If you weren’t aware already, last week, the United Kingdom voted to leave the European Union. This decision came as a bit of a shock to us on Friday and we’ve had the weekend to digest it. Up until now, Great Britain has been a leading cultural, political, and economical member of Europe. The country has actively supported the ideals that the European Union had towards a culturally and humanly integrated continent.
This news comes as a personal shock to me. I spent three years of my life living in the UK as an undergraduate student. London is the most inclusive and international city in the world. I still have many friends there. I can tell you that those people are equally in shock with the results. The referendum was a close vote. It is important to stress that even though this vote fell this way, it is not wholly representative of all of the people in the United Kingdom. Many of its citizens are completely besides themselves with the direction their country decided to take.
It is not a stretch to say that the EU is a miracle of modern diplomacy. We have short memories: only a century ago the continent was embroiled in World War I. A couple decades later, a war of even greater scale broke, putting the first World War into stark perspective.
For the EU to even exist in the first place, people who lived through and witnessed these wars had to overcome the history of hate, prejudice, and their personal pain of family members lost. After these wars, Europe was left in a difficult economic state. They realized the only way to prosper and move on was together. The EU (and the agreements that preceded it) represents the ease of economic trade, of the free flow of people, the exchange of ideas. The EU is a model of the possibilities through cultural exchange.
Detractors of the ideals of the EU say that, since its formation, countries have lost political sovereignty or cultural independence. To borrow a phrase from the country in spotlight, that’s a load of rubbish. Political sovereignty is the ability for any nation to make decisions independent of the choices of others. Since, it is possible for any member state to exit the EU, it is impossible to say that sovereignty is sacrificed. The UK did not “take their country back,” because it was never taken from them to begin with.
Another argument in favor of Britain’s exit from the EU was its views on immigration. Britons fundamentally did not agree with the free flow of people within the EU. The scapegoat was economic pressure on jobs for British people; an argument borne out of nationalistic isolationism.The jobs Brexiteers sought to protect may be under threat as manufactures might find it easier to bring products to the European market from the EU itself and choose to relocate.
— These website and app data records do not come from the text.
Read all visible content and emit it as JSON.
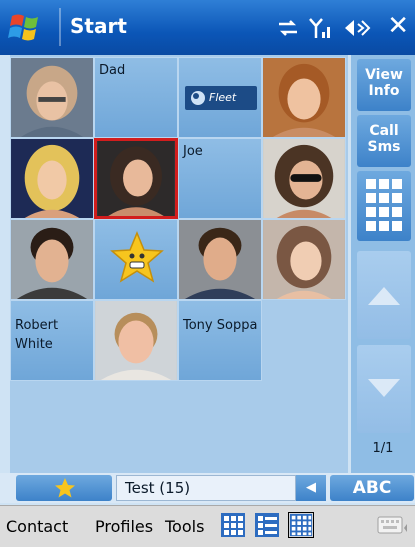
{
  "titlebar": {
    "title": "Start",
    "close": "✕"
  },
  "grid": {
    "cells": [
      {
        "id": "c1",
        "label": "",
        "kind": "photo"
      },
      {
        "id": "c2",
        "label": "Dad",
        "kind": "text"
      },
      {
        "id": "c3",
        "label": "Fleet",
        "kind": "logo"
      },
      {
        "id": "c4",
        "label": "",
        "kind": "photo"
      },
      {
        "id": "c5",
        "label": "",
        "kind": "photo"
      },
      {
        "id": "c6",
        "label": "",
        "kind": "photo",
        "selected": true
      },
      {
        "id": "c7",
        "label": "Joe",
        "kind": "text"
      },
      {
        "id": "c8",
        "label": "",
        "kind": "photo"
      },
      {
        "id": "c9",
        "label": "",
        "kind": "photo"
      },
      {
        "id": "c10",
        "label": "",
        "kind": "star"
      },
      {
        "id": "c11",
        "label": "",
        "kind": "photo"
      },
      {
        "id": "c12",
        "label": "",
        "kind": "photo"
      },
      {
        "id": "c13",
        "label": "Robert White",
        "kind": "text"
      },
      {
        "id": "c14",
        "label": "",
        "kind": "photo"
      },
      {
        "id": "c15",
        "label": "Tony Soppa",
        "kind": "text"
      }
    ]
  },
  "side": {
    "view_info": "View Info",
    "call_sms": "Call Sms",
    "page": "1/1"
  },
  "filter": {
    "text": "Test (15)",
    "abc": "ABC",
    "arrow": "◀"
  },
  "menu": {
    "contact": "Contact",
    "profiles": "Profiles",
    "tools": "Tools"
  }
}
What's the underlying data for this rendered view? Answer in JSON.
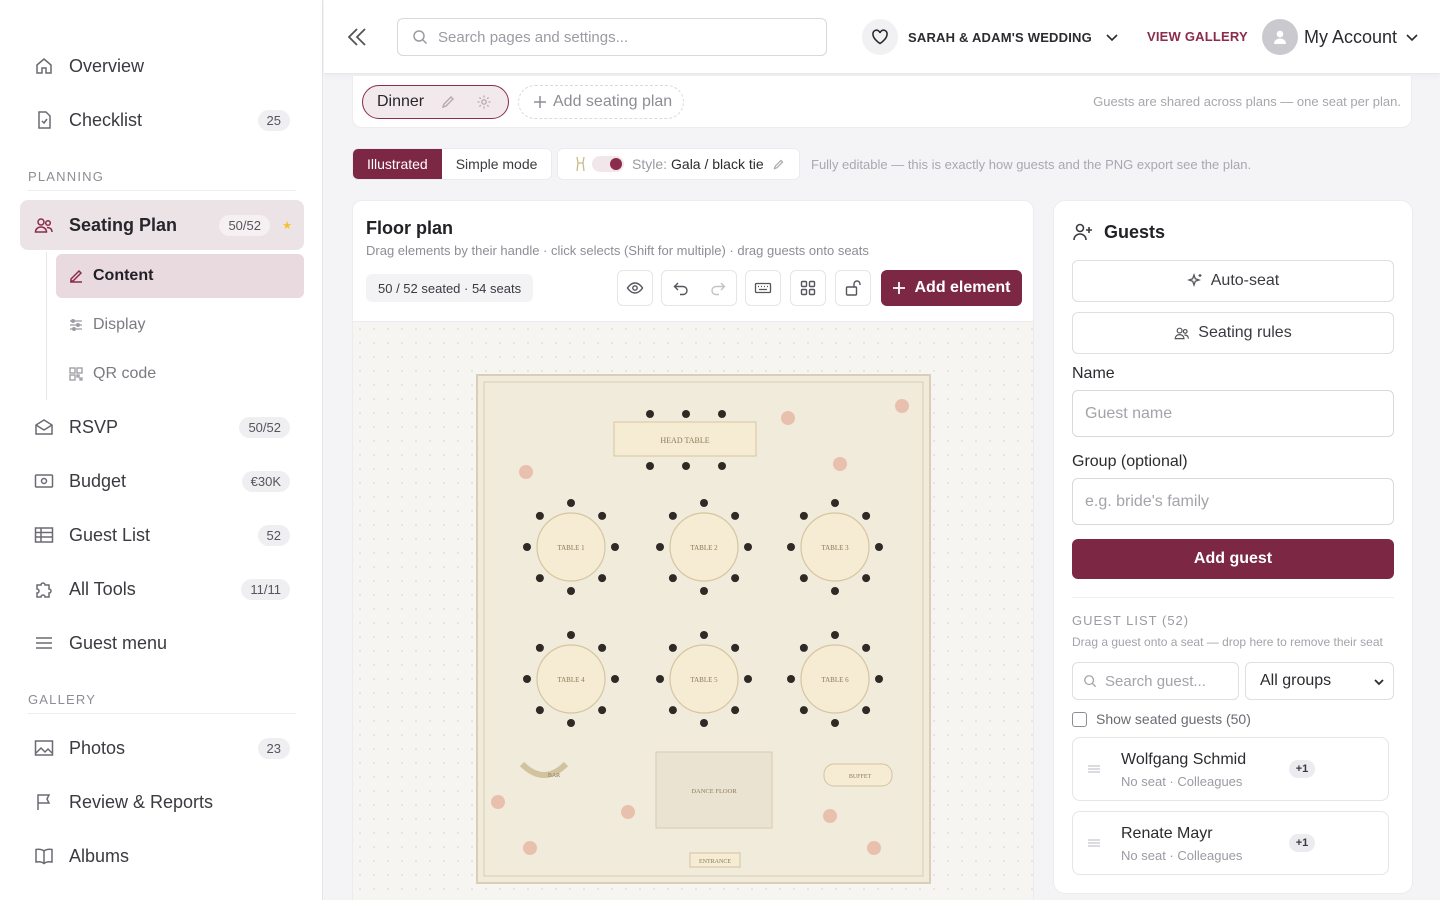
{
  "sidebar": {
    "items_top": [
      {
        "label": "Overview",
        "icon": "home-icon"
      },
      {
        "label": "Checklist",
        "icon": "checklist-icon",
        "badge": "25"
      }
    ],
    "planning_label": "PLANNING",
    "seating": {
      "label": "Seating Plan",
      "badge": "50/52",
      "icon": "users-icon"
    },
    "seating_sub": [
      {
        "label": "Content",
        "icon": "edit-icon"
      },
      {
        "label": "Display",
        "icon": "sliders-icon"
      },
      {
        "label": "QR code",
        "icon": "qr-icon"
      }
    ],
    "items_planning": [
      {
        "label": "RSVP",
        "badge": "50/52",
        "icon": "mail-icon"
      },
      {
        "label": "Budget",
        "badge": "€30K",
        "icon": "money-icon"
      },
      {
        "label": "Guest List",
        "badge": "52",
        "icon": "table-icon"
      },
      {
        "label": "All Tools",
        "badge": "11/11",
        "icon": "puzzle-icon"
      },
      {
        "label": "Guest menu",
        "icon": "menu-icon"
      }
    ],
    "gallery_label": "GALLERY",
    "items_gallery": [
      {
        "label": "Photos",
        "badge": "23",
        "icon": "image-icon"
      },
      {
        "label": "Review & Reports",
        "icon": "flag-icon"
      },
      {
        "label": "Albums",
        "icon": "book-icon"
      }
    ]
  },
  "topbar": {
    "search_placeholder": "Search pages and settings...",
    "event_name": "SARAH & ADAM'S WEDDING",
    "view_gallery": "VIEW GALLERY",
    "account_label": "My Account"
  },
  "plans": {
    "active": "Dinner",
    "add_label": "Add seating plan",
    "note": "Guests are shared across plans — one seat per plan."
  },
  "mode": {
    "illustrated": "Illustrated",
    "simple": "Simple mode",
    "style_prefix": "Style:",
    "style_value": "Gala / black tie",
    "note": "Fully editable — this is exactly how guests and the PNG export see the plan."
  },
  "floor": {
    "title": "Floor plan",
    "subtitle": "Drag elements by their handle · click selects (Shift for multiple) · drag guests onto seats",
    "seat_count": "50 / 52 seated · 54 seats",
    "add_element": "Add element",
    "labels": {
      "head": "HEAD TABLE",
      "t1": "TABLE 1",
      "t2": "TABLE 2",
      "t3": "TABLE 3",
      "t4": "TABLE 4",
      "t5": "TABLE 5",
      "t6": "TABLE 6",
      "bar": "BAR",
      "dance": "DANCE FLOOR",
      "buffet": "BUFFET",
      "entrance": "ENTRANCE"
    }
  },
  "guests": {
    "title": "Guests",
    "auto_seat": "Auto-seat",
    "rules": "Seating rules",
    "name_label": "Name",
    "name_placeholder": "Guest name",
    "group_label": "Group (optional)",
    "group_placeholder": "e.g. bride's family",
    "add_button": "Add guest",
    "list_title": "GUEST LIST (52)",
    "list_sub": "Drag a guest onto a seat — drop here to remove their seat",
    "search_placeholder": "Search guest...",
    "group_filter": "All groups",
    "show_seated": "Show seated guests (50)",
    "rows": [
      {
        "name": "Wolfgang Schmid",
        "meta": "No seat · Colleagues",
        "plus": "+1"
      },
      {
        "name": "Renate Mayr",
        "meta": "No seat · Colleagues",
        "plus": "+1"
      }
    ]
  },
  "colors": {
    "accent": "#7c2744",
    "accent_light": "#ece3e7",
    "poster_bg": "#f1ebdc"
  }
}
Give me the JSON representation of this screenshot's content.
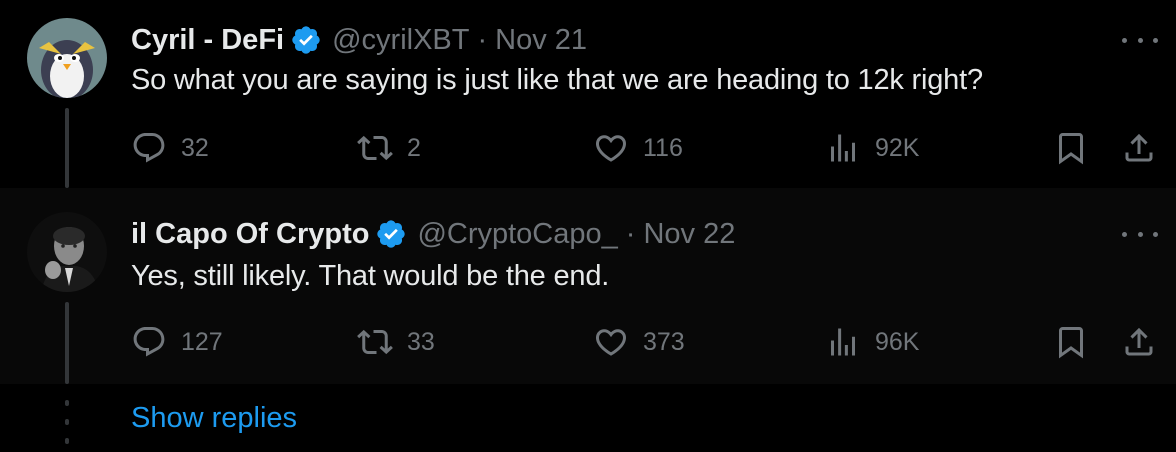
{
  "tweets": [
    {
      "name": "Cyril - DeFi",
      "handle": "@cyrilXBT",
      "dot": "·",
      "date": "Nov 21",
      "text": "So what you are saying is just like that we are heading to 12k right?",
      "replies": "32",
      "retweets": "2",
      "likes": "116",
      "views": "92K"
    },
    {
      "name": "il Capo Of Crypto",
      "handle": "@CryptoCapo_",
      "dot": "·",
      "date": "Nov 22",
      "text": "Yes, still likely. That would be the end.",
      "replies": "127",
      "retweets": "33",
      "likes": "373",
      "views": "96K"
    }
  ],
  "show_replies_label": "Show replies",
  "colors": {
    "background": "#000000",
    "text": "#e7e9ea",
    "secondary": "#71767b",
    "accent": "#1d9bf0",
    "verified": "#1d9bf0"
  },
  "icons": {
    "reply": "reply-icon",
    "retweet": "retweet-icon",
    "like": "heart-icon",
    "views": "views-icon",
    "bookmark": "bookmark-icon",
    "share": "share-icon",
    "more": "more-icon",
    "verified": "verified-badge-icon"
  }
}
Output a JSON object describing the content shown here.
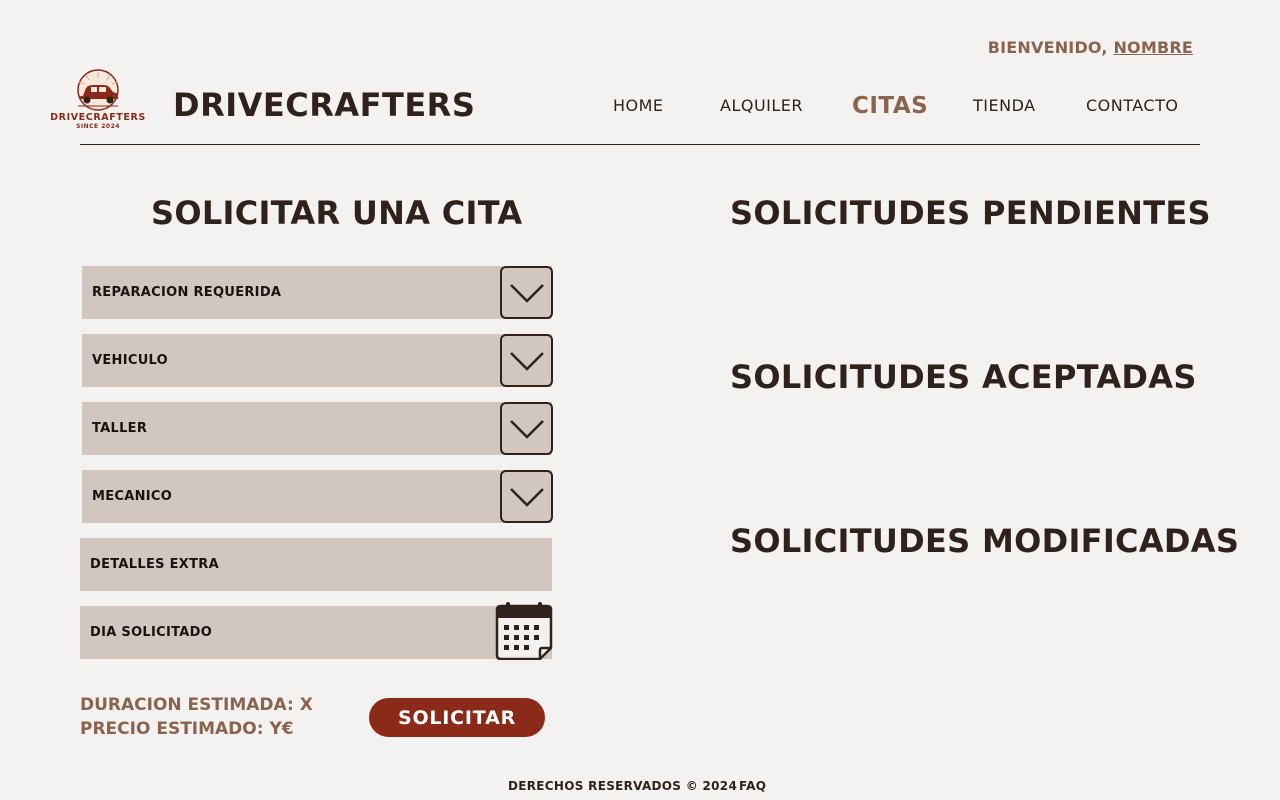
{
  "header": {
    "welcome_prefix": "BIENVENIDO,",
    "welcome_user": "NOMBRE",
    "brand_title": "DRIVECRAFTERS",
    "logo_text": "DRIVECRAFTERS",
    "logo_subtext": "SINCE 2024"
  },
  "nav": {
    "items": [
      {
        "label": "HOME"
      },
      {
        "label": "ALQUILER"
      },
      {
        "label": "CITAS"
      },
      {
        "label": "TIENDA"
      },
      {
        "label": "CONTACTO"
      }
    ],
    "active": "CITAS"
  },
  "form": {
    "title": "SOLICITAR UNA CITA",
    "fields": [
      {
        "label": "REPARACION REQUERIDA",
        "control": "chevron-down-icon"
      },
      {
        "label": "VEHICULO",
        "control": "chevron-down-icon"
      },
      {
        "label": "TALLER",
        "control": "chevron-down-icon"
      },
      {
        "label": "MECANICO",
        "control": "chevron-down-icon"
      },
      {
        "label": "DETALLES EXTRA"
      },
      {
        "label": "DIA SOLICITADO",
        "control": "calendar-icon"
      }
    ],
    "duration": "DURACION ESTIMADA: X",
    "price": "PRECIO ESTIMADO: Y€",
    "submit_label": "SOLICITAR"
  },
  "requests": {
    "pending_title": "SOLICITUDES PENDIENTES",
    "accepted_title": "SOLICITUDES ACEPTADAS",
    "modified_title": "SOLICITUDES MODIFICADAS"
  },
  "footer": {
    "copyright": "DERECHOS RESERVADOS © 2024",
    "faq": "FAQ"
  },
  "colors": {
    "background": "#f4f2f0",
    "text_dark": "#2f221d",
    "accent_brown": "#8a644e",
    "field_bg": "#d2c6c0",
    "button_red": "#8c2a1a",
    "logo_red": "#8c2a1a"
  }
}
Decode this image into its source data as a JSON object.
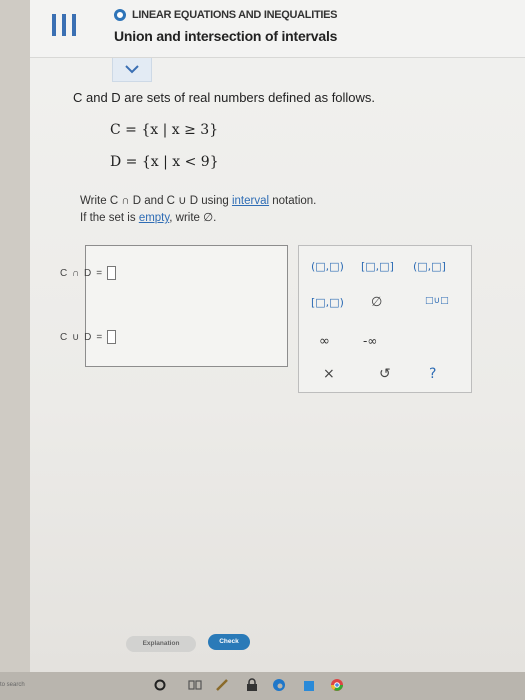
{
  "header": {
    "topic": "LINEAR EQUATIONS AND INEQUALITIES",
    "title": "Union and intersection of intervals"
  },
  "problem": {
    "intro_pre": "C and D are sets of real numbers defined as follows.",
    "set_c": "C = {x | x ≥ 3}",
    "set_d": "D = {x | x < 9}",
    "instruction_1_pre": "Write C ∩ D and C ∪ D using ",
    "instruction_1_link": "interval",
    "instruction_1_post": " notation.",
    "instruction_2_pre": "If the set is ",
    "instruction_2_link": "empty",
    "instruction_2_post": ", write ∅."
  },
  "answers": {
    "intersection_label": "C ∩ D",
    "union_label": "C ∪ D",
    "equals": "="
  },
  "palette": {
    "open_open": "(□,□)",
    "closed_closed": "[□,□]",
    "open_closed": "(□,□]",
    "closed_open": "[□,□)",
    "empty_set": "∅",
    "union": "□∪□",
    "infinity": "∞",
    "neg_infinity": "-∞",
    "clear": "×",
    "undo": "↺",
    "help": "?"
  },
  "buttons": {
    "explanation": "Explanation",
    "check": "Check"
  },
  "taskbar": {
    "search": "to search"
  },
  "colors": {
    "accent": "#2f6db5",
    "check_button": "#2a7ab8"
  }
}
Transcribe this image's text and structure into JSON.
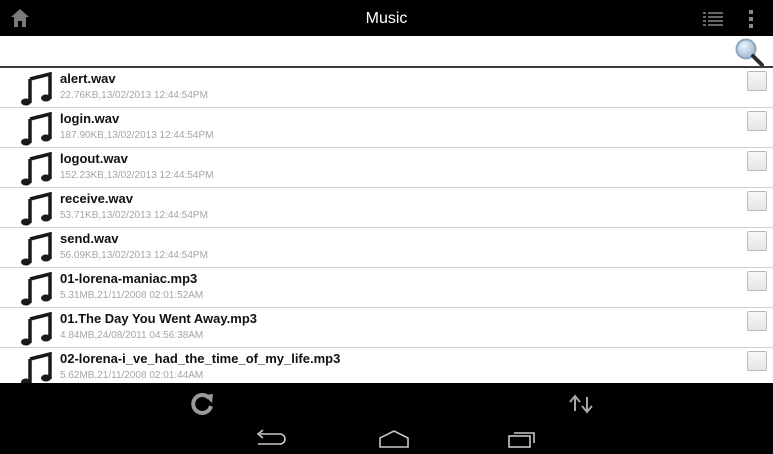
{
  "titlebar": {
    "title": "Music",
    "home_icon": "home-icon",
    "list_icon": "list-view-icon",
    "menu_icon": "overflow-menu-icon"
  },
  "search": {
    "value": "",
    "placeholder": "",
    "icon": "magnifier-icon"
  },
  "files": [
    {
      "name": "alert.wav",
      "meta": "22.76KB,13/02/2013 12:44:54PM",
      "icon": "music-note-icon",
      "checked": false
    },
    {
      "name": "login.wav",
      "meta": "187.90KB,13/02/2013 12:44:54PM",
      "icon": "music-note-icon",
      "checked": false
    },
    {
      "name": "logout.wav",
      "meta": "152.23KB,13/02/2013 12:44:54PM",
      "icon": "music-note-icon",
      "checked": false
    },
    {
      "name": "receive.wav",
      "meta": "53.71KB,13/02/2013 12:44:54PM",
      "icon": "music-note-icon",
      "checked": false
    },
    {
      "name": "send.wav",
      "meta": "56.09KB,13/02/2013 12:44:54PM",
      "icon": "music-note-icon",
      "checked": false
    },
    {
      "name": "01-lorena-maniac.mp3",
      "meta": "5.31MB,21/11/2008 02:01:52AM",
      "icon": "music-note-icon",
      "checked": false
    },
    {
      "name": "01.The Day You Went Away.mp3",
      "meta": "4.84MB,24/08/2011 04:56:38AM",
      "icon": "music-note-icon",
      "checked": false
    },
    {
      "name": "02-lorena-i_ve_had_the_time_of_my_life.mp3",
      "meta": "5.62MB,21/11/2008 02:01:44AM",
      "icon": "music-note-icon",
      "checked": false
    }
  ],
  "actionbar": {
    "refresh_icon": "refresh-icon",
    "sort_icon": "sort-icon"
  },
  "navbar": {
    "back_icon": "back-icon",
    "home_icon": "home-outline-icon",
    "recents_icon": "recent-apps-icon"
  },
  "colors": {
    "bar_background": "#000000",
    "title_text": "#ffffff",
    "file_name": "#111111",
    "file_meta": "#a4a4a4",
    "divider": "#d0d0d0",
    "icon_gray": "#8a8a8a"
  }
}
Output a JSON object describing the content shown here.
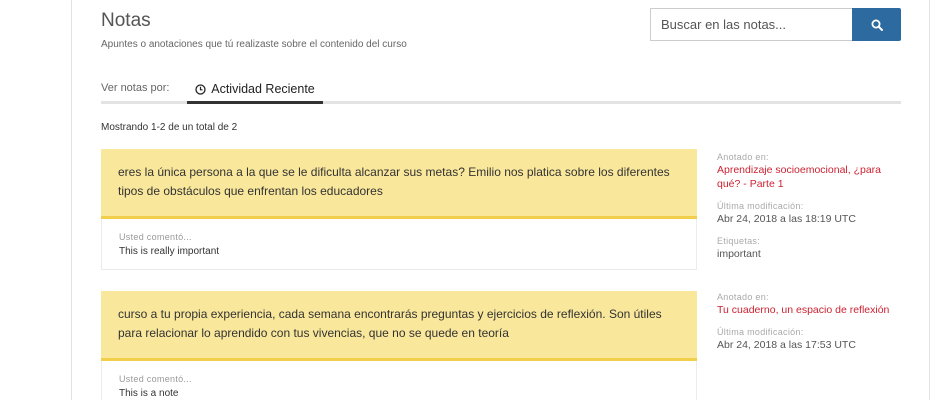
{
  "header": {
    "title": "Notas",
    "subtitle": "Apuntes o anotaciones que tú realizaste sobre el contenido del curso"
  },
  "search": {
    "placeholder": "Buscar en las notas...",
    "value": "",
    "icon": "search-icon"
  },
  "tabs": {
    "label": "Ver notas por:",
    "items": [
      {
        "label": "Actividad Reciente",
        "icon": "clock-icon",
        "active": true
      }
    ]
  },
  "results_text": "Mostrando 1-2 de un total de 2",
  "notes": [
    {
      "quote": "eres la única persona a la que se le dificulta alcanzar sus metas? Emilio nos platica sobre los diferentes tipos de obstáculos que enfrentan los educadores",
      "comment_label": "Usted comentó...",
      "comment": "This is really important",
      "meta": {
        "annotated_label": "Anotado en:",
        "annotated_link": "Aprendizaje socioemocional, ¿para qué? - Parte 1",
        "modified_label": "Última modificación:",
        "modified_value": "Abr 24, 2018 a las 18:19 UTC",
        "tags_label": "Etiquetas:",
        "tags_value": "important"
      }
    },
    {
      "quote": "curso a tu propia experiencia, cada semana encontrarás preguntas y ejercicios de reflexión. Son útiles para relacionar lo aprendido con tus vivencias, que no se quede en teoría",
      "comment_label": "Usted comentó...",
      "comment": "This is a note",
      "meta": {
        "annotated_label": "Anotado en:",
        "annotated_link": "Tu cuaderno, un espacio de reflexión",
        "modified_label": "Última modificación:",
        "modified_value": "Abr 24, 2018 a las 17:53 UTC"
      }
    }
  ],
  "colors": {
    "accent_button": "#2d6aa0",
    "highlight": "#f9e79b",
    "highlight_border": "#f1cf4b",
    "link": "#cc2231"
  }
}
We have to recognize isolationist ideas are not unique to the UK. We saw them nearly win recently in Austria’s elections. We see similar, messages being gaining traction here in the United States. That is what makes our work and your travels so important. These negative views cannot hope to survive if we reach across borders and engage in real, person-to-person diplomacy.
It will be some time before the dust settles on this referendum. It will be difficult to predict with certainly what will happen over time. There is no precedent for a member state’s exit from the EU. The timeline for Britain’s full exit extends over 2 years at least. In the meantime, we will try to keep you all updated as relevant for our programs in the UK and our travelers from there. See our short FAQ below.
As always, we implore you to continue to travel, whether through Greenheart Travel or not. The simple act of you interacting with folk around the world will naturally broaden all of our perspectives and create an international culture of inclusiveness and understanding. When you come back, tell everyone who will listen, not only about the lofty ideals of cultural exchange, but of the simple act of kindness of the Spaniard helping you navigate Madrid, or how Burmese kids giggled at you the first time you tried to tie and wear a longyi.
Will this affect my ability to study abroad in the UK?
Absolutely not. High school students can apply for student visas just as they always have. There is no indication that this will change.
As an American or Canadian, will this affect my ability to travel to the EU or UK?
No. The visa requirements have not changed. You will still be able to freely travel to the EU and UK. You will not need a special visa to do so for shorter term trips.
As a British traveler with Greenheart Travel, how will the foreign exchange rate affect what I pay for a program?
All of our program fees and deposits are paid in US Dollars and are subject to the exchange rate of the day.
Will this put American and Canadian teachers of English in higher demand in Europe?
That remains to be seen. If British English teachers can no longer freely work in Europe, that may make it easier for Americans and Canadians. We will certainly be watching this closely.